Canadian Big Game Animals

Game is the term used for animals hunted for sport and/or food. In different parts of the world, types of game differ. Below is a list of Canada’s most popular big game animals.

  • Black Bear

The Black Bear inhabits heavily forested areas across Canada. They grow to between 1.5 – 1.8 meters (5 – 6 ft.) long and may weigh from 90 – 150 kg. (200 – 330 lb.) When meat or grubs are not available Black Bears will eat berries, fruit, and other plant material. Although they tend to shy away from humans, lack of readily available food can cause them to be scavengers. The range is not large, generally roaming a territory of no more than 36 sq. km. (14 sq. mi.)

black bear

  • Caribou

The woodland Caribou frequent the northern swampy forested habitats of Canada while the northern Caribou wander the Arctic tundra. These large animals move continuously and migrate in very large herds. Both male and female Caribou have large branching antlers that are irregular in shape with the females being smaller and more slender. Males can exceed 320 kg. (700 lb.) in weight and stand up to 1.4 meters (4.6 ft.) at the shoulder. Colours vary by season from brown in the summer to almost white in the northern reaches. Caribou eat grasses and low lying vegetation. They are known for consuming large quantities of lichen called reindeer moss that grows in the tundra region.

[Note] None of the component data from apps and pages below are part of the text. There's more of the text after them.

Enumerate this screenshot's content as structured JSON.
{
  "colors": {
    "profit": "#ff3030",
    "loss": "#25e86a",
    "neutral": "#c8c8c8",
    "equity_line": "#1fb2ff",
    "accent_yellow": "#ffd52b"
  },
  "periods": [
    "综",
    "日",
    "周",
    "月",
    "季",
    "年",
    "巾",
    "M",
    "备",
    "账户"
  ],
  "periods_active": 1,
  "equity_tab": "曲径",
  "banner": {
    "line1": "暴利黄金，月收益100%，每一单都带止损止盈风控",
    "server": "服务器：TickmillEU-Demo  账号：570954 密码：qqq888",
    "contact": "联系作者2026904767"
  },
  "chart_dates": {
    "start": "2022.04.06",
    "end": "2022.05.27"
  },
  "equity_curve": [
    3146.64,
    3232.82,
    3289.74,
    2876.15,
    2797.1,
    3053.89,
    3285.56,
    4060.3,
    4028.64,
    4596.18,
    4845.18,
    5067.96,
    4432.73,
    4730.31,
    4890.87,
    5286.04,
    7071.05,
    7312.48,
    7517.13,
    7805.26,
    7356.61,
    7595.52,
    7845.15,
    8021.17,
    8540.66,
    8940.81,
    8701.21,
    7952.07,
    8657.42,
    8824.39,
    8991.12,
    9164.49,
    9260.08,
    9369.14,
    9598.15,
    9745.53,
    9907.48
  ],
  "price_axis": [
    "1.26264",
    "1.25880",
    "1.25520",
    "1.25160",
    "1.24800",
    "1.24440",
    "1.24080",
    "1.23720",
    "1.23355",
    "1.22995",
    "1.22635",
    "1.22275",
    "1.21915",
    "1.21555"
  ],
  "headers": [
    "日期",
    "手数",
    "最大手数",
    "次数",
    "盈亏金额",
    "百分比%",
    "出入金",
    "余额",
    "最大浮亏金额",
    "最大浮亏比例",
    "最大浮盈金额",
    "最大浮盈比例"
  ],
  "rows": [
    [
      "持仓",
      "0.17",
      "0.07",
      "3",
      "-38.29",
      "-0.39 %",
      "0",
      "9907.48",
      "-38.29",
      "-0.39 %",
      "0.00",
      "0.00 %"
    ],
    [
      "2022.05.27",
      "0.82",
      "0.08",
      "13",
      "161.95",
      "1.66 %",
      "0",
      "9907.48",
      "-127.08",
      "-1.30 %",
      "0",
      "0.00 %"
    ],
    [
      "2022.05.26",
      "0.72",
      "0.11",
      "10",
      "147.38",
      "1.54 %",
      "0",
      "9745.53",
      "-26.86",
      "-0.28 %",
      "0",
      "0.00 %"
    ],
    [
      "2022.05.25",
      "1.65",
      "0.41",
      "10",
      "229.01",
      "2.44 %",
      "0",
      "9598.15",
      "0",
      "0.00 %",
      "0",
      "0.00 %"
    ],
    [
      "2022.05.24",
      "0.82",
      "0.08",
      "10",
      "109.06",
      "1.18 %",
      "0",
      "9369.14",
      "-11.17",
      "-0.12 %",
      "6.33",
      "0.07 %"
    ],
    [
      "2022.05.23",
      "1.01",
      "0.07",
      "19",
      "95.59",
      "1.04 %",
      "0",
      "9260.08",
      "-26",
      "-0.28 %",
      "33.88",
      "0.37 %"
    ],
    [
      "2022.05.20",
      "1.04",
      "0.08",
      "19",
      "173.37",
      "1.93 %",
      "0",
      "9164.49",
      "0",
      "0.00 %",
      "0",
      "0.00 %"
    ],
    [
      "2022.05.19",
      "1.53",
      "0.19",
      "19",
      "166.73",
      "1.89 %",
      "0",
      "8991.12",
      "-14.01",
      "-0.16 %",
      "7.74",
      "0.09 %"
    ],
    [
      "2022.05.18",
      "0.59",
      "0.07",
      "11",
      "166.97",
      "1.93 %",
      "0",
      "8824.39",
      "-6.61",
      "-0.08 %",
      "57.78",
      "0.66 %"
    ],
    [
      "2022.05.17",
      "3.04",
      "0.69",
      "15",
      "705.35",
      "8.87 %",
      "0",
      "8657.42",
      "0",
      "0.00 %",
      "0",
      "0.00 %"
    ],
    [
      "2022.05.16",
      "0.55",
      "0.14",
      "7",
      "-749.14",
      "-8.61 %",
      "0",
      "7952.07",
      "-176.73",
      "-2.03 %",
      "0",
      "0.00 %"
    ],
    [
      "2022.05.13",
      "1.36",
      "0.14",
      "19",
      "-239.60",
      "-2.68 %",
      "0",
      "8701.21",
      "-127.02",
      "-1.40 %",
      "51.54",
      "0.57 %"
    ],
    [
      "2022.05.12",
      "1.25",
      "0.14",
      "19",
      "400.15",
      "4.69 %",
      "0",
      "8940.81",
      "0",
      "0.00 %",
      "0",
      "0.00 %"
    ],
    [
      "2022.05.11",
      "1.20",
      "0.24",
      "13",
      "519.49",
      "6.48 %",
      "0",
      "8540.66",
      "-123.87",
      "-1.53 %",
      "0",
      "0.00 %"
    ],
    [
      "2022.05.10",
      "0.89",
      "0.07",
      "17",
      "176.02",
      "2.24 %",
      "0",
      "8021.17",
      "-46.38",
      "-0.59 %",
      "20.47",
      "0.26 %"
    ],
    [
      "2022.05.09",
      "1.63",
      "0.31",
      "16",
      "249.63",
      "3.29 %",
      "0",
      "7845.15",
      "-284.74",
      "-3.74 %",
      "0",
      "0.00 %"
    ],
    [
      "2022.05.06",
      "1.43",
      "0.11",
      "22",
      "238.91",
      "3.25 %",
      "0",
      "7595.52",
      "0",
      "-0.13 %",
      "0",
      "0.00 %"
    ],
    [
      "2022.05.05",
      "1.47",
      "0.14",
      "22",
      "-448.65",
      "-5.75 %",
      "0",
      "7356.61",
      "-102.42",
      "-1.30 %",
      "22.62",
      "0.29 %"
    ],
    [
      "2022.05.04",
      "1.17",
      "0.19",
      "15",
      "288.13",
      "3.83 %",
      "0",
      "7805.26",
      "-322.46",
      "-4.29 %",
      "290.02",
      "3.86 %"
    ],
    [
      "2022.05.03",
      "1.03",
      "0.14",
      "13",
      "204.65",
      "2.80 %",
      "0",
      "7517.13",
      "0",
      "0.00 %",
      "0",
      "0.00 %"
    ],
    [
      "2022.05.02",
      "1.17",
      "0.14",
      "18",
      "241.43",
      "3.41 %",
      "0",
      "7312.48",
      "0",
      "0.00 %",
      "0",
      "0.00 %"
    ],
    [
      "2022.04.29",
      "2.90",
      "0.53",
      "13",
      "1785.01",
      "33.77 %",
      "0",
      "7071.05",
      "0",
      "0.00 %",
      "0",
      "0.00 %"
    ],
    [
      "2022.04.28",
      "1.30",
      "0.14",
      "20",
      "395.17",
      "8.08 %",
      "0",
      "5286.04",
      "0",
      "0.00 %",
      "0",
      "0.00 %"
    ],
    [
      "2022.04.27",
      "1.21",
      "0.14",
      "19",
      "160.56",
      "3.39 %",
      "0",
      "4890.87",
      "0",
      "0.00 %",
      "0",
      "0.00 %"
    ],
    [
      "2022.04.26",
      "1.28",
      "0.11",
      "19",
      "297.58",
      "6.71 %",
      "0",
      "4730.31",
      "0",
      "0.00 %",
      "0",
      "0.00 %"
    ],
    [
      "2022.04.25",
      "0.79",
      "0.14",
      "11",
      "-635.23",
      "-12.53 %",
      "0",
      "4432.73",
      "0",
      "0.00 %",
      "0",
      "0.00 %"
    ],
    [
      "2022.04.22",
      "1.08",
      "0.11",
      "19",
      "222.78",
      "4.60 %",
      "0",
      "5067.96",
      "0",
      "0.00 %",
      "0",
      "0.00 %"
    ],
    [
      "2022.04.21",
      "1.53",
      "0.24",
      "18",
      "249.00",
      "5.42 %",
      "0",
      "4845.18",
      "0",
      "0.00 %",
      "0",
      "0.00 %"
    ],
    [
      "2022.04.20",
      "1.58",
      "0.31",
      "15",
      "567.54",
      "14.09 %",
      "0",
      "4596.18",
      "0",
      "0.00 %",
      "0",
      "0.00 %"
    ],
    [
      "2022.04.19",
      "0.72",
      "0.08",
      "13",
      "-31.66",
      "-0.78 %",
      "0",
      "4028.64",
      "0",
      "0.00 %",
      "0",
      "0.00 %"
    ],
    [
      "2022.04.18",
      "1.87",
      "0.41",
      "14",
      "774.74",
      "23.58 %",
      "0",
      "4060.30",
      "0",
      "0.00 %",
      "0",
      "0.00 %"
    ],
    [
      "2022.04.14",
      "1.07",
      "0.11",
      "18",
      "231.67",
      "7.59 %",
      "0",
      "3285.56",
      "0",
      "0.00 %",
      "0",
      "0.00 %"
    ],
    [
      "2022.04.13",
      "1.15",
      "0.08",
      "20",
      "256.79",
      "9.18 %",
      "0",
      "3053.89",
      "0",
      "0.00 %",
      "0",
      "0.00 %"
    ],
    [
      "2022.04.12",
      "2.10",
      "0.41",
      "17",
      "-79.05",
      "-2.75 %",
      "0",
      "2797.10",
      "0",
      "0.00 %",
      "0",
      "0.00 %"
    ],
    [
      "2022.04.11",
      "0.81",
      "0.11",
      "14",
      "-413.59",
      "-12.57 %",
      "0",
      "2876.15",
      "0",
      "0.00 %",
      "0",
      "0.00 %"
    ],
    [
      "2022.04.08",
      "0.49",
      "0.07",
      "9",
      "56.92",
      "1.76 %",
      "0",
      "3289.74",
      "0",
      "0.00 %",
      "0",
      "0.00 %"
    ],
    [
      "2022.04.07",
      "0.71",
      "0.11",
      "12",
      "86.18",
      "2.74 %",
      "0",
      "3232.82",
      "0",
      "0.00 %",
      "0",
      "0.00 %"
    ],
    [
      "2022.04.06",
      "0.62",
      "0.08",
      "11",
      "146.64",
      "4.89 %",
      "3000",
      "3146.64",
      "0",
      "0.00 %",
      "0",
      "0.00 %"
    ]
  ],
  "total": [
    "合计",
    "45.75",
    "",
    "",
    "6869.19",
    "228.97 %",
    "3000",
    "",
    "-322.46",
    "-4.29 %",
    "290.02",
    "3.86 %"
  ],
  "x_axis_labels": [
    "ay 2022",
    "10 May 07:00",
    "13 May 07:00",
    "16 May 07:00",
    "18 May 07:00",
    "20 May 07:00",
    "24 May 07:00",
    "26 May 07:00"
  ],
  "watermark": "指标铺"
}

Their large spreading hooves are well suited for stability on the soft mucky summer surface and the winter snow.

  • Cougar

The Cougar, also known as mountain lion or puma, may grow to 1.8 meters (6 ft.) long and weigh more than 91 kg. (200 lb.) They inhabit western Canada near higher elevations of forest. Cougarshunt at night and are typical of the cat family being excellent climbers and jumpers. Litters with one to five young are born two years apart.


  • Deer

Through intensive game management, the White-tailed Deer have become the most numerous large game animal in the country. A buck may weigh up to 213 kg. (470 lb.) and stand taller than 1.1 meters (3.5 ft.) at the shoulders. Bucks develop a pair of spiked antlers in the fall of their second year. The antlers are shed after the autumn mating ritual, usually between January and April, and a larger set is grown. The doe is antlerless and smaller. They give birth to fawns that are identifiable by the white spots on their reddish – brown coat. Deer have a very keen sense of smell and generally travel into the wind unless pushed. A smaller member of the species, the Mule Deer, is found in western Canada.


  • Elk

The Elk or wapiti, is a member of the deer family found primarily in the lower Canadian Rockies. Bulls have massive antlers that may span more than 1.5 meters (5 ft.) They grow to 1.5 meters (5 ft.) at the shoulders and may weigh up to 350 kg. (770 lb.) Elkroam in herds moving from their summer habitat in the mountains to the valleys in the winter. During the fall mating season bulls often challenge each other and battle by locking horns until one falls and is forced to leave the herd. Occasionally both animals will permanently lock horns during the violent duel and perish.


  • Grizzly Bear

The Grizzly Bear is found in regions of western Canada where the mountain rivers provide them the salmon that form part of their diet. These large bears grow to 2.8 meters (9 ft.) in length in may weigh up to 410 kg. (900 lb.) In spite of their size and apparent clumsiness, bears can run up to 40 km (25 mi) per hour. The name Grizzly derives from the white tips on the brown fur. Except during mating season, bears are solitary animals roaming their own territory.


  • Moose

The Moose is the largest member of the deer family. It is a massive animal standing as tall as 2.3 meters (7.5 ft.) at the shoulders. Large bulls may weigh up to 825 kg. (1,820 lb.) with racks known to reach 2 meters (6.6 ft.) across. Hunting season generally begins after the rut in September when bulls may still answer a call. They are found primarily in moist woods and may wade into lakes to feed on aquatic plants, especially water lilies. It is unlawful to hunt moose while they are swimming. The cow gives birth to one, possibly two, and occasionally three calves in the spring.


Throughout the year wildlife viewing is possible in Canada wilderness where you can approach and observe many of these species up close in pristine natural environments.